• _WORK REQUIRED_
Lines holding the string "screenshot" are the ones to copy from this listing.

RECORD EXTRACTS: Begin

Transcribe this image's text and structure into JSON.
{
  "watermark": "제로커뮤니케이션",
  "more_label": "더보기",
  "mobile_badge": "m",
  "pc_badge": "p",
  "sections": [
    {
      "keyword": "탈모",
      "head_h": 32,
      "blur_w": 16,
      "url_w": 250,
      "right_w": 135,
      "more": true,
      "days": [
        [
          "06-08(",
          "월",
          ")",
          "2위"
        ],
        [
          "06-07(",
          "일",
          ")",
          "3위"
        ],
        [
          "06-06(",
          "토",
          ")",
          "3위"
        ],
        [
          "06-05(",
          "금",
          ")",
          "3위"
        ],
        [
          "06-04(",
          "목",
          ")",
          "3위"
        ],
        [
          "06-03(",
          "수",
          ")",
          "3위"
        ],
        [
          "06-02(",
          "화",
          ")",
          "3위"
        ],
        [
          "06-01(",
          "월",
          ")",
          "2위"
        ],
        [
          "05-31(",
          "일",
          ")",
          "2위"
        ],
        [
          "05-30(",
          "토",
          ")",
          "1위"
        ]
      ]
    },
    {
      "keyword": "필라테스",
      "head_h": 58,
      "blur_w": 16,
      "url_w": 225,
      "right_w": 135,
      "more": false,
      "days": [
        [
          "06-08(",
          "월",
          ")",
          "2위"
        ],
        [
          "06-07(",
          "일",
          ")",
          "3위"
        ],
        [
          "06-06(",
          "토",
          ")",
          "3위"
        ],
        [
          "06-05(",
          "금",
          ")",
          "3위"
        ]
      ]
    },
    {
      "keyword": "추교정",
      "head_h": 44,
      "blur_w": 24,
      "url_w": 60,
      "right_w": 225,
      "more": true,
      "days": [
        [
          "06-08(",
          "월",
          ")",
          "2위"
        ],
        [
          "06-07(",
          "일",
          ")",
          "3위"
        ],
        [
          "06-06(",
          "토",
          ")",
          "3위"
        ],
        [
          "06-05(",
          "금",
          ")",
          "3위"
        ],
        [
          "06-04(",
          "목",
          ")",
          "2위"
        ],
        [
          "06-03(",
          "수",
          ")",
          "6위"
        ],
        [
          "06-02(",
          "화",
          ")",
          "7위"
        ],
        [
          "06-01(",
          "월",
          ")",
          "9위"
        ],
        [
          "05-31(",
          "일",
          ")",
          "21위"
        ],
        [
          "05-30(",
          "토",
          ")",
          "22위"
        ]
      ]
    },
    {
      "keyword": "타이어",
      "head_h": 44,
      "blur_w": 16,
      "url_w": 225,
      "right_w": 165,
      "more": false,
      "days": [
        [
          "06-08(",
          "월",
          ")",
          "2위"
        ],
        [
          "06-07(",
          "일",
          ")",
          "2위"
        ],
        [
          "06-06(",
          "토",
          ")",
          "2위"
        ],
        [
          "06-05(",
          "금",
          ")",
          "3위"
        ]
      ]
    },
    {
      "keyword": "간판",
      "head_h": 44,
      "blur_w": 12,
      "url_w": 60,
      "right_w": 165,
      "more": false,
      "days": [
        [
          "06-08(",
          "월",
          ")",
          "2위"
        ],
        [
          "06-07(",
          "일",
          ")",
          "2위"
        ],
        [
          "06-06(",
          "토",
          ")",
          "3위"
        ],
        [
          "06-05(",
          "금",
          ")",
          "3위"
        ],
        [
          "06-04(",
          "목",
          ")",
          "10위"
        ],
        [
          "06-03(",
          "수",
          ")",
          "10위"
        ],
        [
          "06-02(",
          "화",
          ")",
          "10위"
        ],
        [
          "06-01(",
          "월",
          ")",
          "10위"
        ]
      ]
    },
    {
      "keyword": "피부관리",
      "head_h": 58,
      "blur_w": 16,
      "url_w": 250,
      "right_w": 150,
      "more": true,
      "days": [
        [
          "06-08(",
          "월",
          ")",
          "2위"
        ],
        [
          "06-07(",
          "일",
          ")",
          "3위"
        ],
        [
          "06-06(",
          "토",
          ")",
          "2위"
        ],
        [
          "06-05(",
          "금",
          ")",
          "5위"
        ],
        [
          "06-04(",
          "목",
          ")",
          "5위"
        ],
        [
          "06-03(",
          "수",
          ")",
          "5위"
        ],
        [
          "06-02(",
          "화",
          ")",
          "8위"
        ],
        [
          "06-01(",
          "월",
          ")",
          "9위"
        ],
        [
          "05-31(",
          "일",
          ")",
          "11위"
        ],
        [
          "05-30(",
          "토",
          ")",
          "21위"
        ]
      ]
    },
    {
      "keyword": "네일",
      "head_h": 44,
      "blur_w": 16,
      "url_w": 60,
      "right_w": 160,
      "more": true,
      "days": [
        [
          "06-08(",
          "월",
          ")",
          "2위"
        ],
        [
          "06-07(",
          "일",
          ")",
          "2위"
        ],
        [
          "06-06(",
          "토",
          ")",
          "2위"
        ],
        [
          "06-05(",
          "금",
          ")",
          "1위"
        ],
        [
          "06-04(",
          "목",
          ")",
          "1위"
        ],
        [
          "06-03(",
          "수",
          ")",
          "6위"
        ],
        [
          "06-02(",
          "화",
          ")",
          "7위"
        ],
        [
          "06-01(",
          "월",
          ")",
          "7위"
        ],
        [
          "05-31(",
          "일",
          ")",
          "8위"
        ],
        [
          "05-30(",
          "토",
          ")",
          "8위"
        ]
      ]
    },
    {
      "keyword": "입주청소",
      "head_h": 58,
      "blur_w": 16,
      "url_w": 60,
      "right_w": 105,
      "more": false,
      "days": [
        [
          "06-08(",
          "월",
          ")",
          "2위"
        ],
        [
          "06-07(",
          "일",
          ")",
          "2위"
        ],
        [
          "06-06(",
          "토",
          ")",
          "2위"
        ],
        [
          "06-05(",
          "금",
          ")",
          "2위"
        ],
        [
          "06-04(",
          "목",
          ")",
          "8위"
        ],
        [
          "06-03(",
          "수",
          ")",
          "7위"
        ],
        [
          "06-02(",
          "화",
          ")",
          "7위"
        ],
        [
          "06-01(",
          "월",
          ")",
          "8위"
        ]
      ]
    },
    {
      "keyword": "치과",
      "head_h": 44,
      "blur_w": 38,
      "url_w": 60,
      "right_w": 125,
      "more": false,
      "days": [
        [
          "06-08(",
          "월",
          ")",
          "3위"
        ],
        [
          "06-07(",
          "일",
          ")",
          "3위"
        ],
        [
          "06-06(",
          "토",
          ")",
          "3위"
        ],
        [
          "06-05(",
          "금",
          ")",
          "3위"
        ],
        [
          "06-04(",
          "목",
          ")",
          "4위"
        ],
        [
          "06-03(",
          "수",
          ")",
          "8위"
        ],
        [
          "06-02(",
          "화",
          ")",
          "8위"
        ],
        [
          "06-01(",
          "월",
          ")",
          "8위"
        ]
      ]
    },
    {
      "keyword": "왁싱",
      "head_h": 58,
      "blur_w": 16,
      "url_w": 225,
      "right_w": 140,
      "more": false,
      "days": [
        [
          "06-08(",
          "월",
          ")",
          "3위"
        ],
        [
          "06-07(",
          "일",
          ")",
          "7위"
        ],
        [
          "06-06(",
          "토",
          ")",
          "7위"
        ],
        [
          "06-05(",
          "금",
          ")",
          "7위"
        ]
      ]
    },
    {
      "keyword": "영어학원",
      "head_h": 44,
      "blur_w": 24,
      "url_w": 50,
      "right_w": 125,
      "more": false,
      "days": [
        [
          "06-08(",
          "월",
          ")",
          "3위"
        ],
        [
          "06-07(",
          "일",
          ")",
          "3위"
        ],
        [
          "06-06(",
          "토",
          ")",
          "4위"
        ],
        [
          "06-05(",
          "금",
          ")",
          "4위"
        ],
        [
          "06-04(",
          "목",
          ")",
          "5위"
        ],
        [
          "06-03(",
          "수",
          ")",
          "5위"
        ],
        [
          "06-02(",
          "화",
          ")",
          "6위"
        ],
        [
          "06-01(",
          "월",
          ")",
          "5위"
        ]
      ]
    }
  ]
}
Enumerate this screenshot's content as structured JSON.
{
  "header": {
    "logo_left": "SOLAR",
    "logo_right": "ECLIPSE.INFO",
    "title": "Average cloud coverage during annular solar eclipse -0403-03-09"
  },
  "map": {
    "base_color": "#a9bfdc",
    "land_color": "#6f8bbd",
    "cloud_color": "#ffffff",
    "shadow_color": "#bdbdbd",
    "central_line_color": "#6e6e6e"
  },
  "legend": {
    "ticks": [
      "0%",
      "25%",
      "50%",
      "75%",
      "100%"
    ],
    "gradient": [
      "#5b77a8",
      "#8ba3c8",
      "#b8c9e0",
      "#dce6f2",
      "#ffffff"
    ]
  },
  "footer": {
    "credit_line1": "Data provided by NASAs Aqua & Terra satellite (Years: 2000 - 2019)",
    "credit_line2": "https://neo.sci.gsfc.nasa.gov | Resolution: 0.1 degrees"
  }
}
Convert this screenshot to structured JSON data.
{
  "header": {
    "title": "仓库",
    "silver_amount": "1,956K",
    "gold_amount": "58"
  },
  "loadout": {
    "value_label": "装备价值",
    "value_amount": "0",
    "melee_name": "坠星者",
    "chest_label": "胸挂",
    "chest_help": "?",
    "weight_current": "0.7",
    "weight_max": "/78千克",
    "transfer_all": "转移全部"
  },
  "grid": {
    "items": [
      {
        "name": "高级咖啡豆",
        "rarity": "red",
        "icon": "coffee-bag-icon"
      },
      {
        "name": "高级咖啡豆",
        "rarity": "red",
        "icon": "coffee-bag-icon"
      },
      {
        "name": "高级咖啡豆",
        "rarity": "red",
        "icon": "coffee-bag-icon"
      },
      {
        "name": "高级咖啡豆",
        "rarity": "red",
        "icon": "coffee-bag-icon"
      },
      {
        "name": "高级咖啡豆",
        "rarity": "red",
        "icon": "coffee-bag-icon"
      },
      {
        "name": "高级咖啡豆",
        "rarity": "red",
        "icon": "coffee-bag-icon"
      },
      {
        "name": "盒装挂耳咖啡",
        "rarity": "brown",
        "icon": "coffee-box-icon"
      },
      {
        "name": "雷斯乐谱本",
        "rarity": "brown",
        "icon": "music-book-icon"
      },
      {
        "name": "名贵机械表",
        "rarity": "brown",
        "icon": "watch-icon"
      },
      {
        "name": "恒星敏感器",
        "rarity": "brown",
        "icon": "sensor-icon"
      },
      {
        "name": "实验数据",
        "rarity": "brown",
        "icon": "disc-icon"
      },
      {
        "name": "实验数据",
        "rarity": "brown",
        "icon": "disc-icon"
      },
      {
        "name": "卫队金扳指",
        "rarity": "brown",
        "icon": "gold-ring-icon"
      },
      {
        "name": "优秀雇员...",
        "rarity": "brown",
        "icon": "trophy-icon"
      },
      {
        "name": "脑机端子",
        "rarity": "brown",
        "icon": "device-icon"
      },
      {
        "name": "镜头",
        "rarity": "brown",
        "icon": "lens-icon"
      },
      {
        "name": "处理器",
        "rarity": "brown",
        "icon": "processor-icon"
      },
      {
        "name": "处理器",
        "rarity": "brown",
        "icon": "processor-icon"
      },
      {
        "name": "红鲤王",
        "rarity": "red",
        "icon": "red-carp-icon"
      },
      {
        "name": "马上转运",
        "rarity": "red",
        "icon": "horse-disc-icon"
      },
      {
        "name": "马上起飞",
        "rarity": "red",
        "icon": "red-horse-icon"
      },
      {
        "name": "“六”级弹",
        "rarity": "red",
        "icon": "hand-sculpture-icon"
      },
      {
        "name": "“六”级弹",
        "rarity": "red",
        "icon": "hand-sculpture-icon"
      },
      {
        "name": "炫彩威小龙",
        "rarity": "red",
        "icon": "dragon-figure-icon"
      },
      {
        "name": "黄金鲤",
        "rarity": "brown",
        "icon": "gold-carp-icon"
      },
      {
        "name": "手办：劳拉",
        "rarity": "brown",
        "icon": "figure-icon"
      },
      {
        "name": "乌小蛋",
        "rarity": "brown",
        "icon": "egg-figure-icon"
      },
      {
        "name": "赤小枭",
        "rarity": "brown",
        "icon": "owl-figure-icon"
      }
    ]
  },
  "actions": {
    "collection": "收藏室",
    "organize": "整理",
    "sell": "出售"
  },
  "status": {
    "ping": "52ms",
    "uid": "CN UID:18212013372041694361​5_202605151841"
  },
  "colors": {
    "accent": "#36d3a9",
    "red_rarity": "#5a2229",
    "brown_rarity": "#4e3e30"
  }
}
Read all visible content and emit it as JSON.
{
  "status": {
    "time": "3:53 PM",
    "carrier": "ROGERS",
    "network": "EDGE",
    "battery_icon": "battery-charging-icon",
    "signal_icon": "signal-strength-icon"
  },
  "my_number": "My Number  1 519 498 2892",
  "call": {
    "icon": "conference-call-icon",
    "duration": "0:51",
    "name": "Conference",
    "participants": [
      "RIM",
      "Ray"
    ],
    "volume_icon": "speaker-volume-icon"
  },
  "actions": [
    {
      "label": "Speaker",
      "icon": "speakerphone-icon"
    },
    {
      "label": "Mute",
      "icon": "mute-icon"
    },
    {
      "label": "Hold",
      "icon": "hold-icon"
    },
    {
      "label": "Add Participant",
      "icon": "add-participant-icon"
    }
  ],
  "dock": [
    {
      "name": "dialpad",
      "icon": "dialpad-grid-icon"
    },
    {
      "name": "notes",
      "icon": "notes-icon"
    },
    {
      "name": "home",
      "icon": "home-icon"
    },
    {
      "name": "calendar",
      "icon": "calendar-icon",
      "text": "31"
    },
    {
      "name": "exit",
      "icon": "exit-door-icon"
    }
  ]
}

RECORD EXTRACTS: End

• _REPLY_
Enumerate this screenshot's content as structured JSON.
Convert this screenshot to structured JSON data.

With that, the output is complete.